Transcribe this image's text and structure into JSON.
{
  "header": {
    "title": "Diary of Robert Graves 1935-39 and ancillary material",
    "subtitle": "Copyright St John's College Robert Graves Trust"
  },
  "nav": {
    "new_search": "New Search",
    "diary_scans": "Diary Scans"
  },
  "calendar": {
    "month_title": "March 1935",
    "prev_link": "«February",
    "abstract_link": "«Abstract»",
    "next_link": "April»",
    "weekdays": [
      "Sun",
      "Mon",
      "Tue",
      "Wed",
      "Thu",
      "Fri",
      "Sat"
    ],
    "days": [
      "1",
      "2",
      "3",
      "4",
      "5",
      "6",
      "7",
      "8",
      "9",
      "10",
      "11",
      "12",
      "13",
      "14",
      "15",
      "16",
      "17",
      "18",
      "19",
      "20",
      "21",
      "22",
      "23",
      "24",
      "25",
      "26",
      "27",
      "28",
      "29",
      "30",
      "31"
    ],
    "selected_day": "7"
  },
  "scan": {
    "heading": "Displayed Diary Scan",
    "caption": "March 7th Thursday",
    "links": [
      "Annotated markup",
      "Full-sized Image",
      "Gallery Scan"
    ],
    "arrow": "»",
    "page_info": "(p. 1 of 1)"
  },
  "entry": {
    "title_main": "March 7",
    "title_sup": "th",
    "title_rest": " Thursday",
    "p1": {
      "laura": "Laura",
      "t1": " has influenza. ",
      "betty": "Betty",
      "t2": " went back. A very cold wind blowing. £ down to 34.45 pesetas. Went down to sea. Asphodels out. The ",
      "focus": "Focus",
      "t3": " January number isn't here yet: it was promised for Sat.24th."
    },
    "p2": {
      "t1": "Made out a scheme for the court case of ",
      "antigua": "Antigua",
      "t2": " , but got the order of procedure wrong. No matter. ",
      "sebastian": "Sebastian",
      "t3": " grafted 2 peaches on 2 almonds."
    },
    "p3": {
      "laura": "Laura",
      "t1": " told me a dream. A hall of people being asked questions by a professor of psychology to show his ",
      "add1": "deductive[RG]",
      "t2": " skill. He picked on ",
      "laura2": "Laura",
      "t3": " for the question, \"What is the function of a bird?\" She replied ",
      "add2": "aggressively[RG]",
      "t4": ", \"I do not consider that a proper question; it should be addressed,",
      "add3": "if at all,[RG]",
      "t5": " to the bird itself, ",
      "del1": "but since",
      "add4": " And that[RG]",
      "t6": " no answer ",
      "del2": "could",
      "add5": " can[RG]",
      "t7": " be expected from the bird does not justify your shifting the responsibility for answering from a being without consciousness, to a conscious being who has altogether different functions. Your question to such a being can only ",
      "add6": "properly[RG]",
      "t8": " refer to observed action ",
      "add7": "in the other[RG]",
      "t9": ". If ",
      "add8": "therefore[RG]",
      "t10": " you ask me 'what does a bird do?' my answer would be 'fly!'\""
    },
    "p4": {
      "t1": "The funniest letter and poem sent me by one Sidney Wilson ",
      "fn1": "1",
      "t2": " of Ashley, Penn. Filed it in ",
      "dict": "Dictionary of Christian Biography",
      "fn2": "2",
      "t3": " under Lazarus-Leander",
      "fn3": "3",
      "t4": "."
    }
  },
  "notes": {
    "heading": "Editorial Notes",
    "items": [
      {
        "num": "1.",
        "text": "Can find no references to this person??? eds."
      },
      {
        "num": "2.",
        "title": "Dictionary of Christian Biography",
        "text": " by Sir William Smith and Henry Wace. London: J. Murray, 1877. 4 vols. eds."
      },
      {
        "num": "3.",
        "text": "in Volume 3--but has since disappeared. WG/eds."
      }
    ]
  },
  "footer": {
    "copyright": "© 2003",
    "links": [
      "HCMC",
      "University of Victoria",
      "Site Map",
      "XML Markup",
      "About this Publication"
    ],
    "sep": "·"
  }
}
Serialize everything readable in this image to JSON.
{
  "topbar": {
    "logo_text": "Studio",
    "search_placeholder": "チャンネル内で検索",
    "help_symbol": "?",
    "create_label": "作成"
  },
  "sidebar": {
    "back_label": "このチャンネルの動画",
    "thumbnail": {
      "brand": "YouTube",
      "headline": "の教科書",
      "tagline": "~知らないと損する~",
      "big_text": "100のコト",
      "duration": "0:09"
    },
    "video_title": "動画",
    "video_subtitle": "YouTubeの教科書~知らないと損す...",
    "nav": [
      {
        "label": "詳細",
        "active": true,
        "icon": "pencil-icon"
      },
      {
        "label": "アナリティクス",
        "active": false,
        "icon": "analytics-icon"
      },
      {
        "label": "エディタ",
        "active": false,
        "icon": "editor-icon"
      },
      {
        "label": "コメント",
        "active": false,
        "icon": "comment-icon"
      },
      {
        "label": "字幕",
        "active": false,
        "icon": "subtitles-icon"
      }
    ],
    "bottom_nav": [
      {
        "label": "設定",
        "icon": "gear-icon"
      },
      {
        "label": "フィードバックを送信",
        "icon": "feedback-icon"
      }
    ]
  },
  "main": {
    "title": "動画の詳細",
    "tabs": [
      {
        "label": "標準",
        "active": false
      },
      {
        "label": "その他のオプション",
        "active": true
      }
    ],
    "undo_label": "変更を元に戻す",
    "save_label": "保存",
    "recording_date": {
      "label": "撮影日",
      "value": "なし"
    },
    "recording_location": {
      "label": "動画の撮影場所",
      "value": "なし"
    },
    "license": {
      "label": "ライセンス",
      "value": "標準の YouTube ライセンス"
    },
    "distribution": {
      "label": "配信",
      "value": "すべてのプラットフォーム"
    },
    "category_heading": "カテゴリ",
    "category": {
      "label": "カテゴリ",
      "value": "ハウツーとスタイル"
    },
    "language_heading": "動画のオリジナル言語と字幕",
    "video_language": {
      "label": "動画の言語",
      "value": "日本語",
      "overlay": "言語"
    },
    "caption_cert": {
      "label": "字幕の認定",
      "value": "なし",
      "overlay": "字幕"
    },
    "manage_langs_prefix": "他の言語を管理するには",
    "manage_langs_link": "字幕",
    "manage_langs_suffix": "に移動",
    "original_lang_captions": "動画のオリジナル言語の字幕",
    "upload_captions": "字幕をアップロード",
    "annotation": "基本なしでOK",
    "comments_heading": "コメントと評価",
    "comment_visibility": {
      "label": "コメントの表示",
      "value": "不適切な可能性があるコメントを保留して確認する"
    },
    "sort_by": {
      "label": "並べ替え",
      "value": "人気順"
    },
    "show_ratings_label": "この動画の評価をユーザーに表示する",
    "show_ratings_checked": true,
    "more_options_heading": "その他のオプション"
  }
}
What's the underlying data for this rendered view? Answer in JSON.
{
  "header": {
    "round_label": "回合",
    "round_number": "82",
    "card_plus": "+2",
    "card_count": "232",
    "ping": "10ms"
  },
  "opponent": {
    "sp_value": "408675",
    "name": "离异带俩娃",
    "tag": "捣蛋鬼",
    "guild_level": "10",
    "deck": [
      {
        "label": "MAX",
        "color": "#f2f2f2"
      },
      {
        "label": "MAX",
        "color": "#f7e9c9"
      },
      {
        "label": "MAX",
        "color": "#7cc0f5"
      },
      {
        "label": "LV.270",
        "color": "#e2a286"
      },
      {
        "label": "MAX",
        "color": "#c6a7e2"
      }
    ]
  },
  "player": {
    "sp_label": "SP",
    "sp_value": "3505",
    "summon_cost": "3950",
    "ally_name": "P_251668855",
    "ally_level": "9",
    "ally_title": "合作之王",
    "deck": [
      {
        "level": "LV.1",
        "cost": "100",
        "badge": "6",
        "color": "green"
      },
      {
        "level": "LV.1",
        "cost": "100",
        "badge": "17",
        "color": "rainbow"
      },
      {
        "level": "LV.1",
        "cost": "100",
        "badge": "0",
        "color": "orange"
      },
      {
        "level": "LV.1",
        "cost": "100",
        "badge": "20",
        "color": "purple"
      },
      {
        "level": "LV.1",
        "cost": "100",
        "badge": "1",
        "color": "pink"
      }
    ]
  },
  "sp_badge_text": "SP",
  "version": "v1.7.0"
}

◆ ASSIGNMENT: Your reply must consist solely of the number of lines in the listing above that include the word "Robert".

◆ WRITTEN REPLY: 2